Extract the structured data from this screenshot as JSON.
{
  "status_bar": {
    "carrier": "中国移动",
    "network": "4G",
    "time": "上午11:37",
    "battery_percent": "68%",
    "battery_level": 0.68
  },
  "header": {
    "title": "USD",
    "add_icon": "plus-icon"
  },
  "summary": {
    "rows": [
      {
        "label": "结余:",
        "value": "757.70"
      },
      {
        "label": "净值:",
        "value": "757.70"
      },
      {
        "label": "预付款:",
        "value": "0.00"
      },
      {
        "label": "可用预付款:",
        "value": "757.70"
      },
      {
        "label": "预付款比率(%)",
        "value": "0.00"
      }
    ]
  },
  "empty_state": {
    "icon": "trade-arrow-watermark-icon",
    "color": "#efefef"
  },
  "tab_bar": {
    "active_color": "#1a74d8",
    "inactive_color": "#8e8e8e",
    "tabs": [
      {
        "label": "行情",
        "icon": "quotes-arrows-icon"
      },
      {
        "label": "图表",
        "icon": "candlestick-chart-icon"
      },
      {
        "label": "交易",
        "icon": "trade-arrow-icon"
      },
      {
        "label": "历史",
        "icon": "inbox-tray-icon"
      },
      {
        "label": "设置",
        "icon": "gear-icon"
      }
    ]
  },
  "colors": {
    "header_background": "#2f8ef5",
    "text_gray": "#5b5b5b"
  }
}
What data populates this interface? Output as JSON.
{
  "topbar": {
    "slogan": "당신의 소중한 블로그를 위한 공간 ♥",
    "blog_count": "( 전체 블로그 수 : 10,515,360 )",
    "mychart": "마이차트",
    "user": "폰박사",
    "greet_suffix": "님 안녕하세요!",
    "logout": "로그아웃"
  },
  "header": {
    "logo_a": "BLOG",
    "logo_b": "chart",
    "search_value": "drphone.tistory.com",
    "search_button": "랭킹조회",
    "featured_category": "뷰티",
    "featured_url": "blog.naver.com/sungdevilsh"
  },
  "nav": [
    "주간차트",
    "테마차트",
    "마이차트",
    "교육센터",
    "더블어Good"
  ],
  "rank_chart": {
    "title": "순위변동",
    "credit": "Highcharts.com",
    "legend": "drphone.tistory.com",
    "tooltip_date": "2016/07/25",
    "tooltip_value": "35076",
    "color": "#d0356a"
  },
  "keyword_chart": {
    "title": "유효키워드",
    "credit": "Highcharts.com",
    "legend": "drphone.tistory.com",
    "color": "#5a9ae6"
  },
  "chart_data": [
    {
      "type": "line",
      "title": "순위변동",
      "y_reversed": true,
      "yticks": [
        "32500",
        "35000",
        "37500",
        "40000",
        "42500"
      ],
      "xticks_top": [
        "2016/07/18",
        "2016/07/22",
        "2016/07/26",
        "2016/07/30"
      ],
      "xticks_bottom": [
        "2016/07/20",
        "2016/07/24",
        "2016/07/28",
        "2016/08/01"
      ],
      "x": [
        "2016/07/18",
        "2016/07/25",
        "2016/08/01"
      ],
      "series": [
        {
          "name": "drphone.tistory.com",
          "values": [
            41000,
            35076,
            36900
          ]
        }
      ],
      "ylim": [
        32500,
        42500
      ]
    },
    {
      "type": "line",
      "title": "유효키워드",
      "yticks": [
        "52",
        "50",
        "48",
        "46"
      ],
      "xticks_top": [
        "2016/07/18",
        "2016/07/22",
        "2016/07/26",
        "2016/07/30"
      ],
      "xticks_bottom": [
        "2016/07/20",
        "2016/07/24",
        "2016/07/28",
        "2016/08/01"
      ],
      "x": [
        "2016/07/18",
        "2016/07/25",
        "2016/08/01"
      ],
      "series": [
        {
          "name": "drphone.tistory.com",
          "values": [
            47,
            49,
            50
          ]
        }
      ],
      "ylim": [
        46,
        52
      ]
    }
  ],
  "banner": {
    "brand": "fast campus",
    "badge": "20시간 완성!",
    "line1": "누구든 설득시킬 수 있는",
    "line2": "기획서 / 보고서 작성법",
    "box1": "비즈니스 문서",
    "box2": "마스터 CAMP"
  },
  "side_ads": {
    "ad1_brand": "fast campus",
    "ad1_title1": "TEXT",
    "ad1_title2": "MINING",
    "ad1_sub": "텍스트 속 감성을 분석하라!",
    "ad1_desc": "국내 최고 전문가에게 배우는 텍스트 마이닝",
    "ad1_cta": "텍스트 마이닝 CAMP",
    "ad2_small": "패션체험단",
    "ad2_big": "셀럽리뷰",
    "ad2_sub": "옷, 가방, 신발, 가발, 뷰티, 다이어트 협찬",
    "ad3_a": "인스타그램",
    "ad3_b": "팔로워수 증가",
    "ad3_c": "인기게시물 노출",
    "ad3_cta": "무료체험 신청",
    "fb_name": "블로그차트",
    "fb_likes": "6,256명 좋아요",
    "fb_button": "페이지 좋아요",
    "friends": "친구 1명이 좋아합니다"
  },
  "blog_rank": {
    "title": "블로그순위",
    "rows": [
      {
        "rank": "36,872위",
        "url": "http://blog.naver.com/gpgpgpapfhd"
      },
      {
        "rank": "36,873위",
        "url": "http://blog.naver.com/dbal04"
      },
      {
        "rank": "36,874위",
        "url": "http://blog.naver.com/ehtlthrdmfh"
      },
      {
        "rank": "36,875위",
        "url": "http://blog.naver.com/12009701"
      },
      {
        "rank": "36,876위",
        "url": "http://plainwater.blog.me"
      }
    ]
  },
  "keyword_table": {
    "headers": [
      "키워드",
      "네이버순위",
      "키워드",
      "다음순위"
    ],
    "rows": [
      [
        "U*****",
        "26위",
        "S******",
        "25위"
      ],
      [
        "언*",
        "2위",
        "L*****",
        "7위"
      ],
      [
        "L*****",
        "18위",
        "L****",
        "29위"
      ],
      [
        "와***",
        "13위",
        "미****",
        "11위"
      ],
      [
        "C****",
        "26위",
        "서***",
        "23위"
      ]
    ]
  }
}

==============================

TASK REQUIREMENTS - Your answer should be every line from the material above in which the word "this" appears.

RESULT OF THE EXERCISE -
Extract the structured data from this screenshot as JSON.
What data populates this interface? Output as JSON.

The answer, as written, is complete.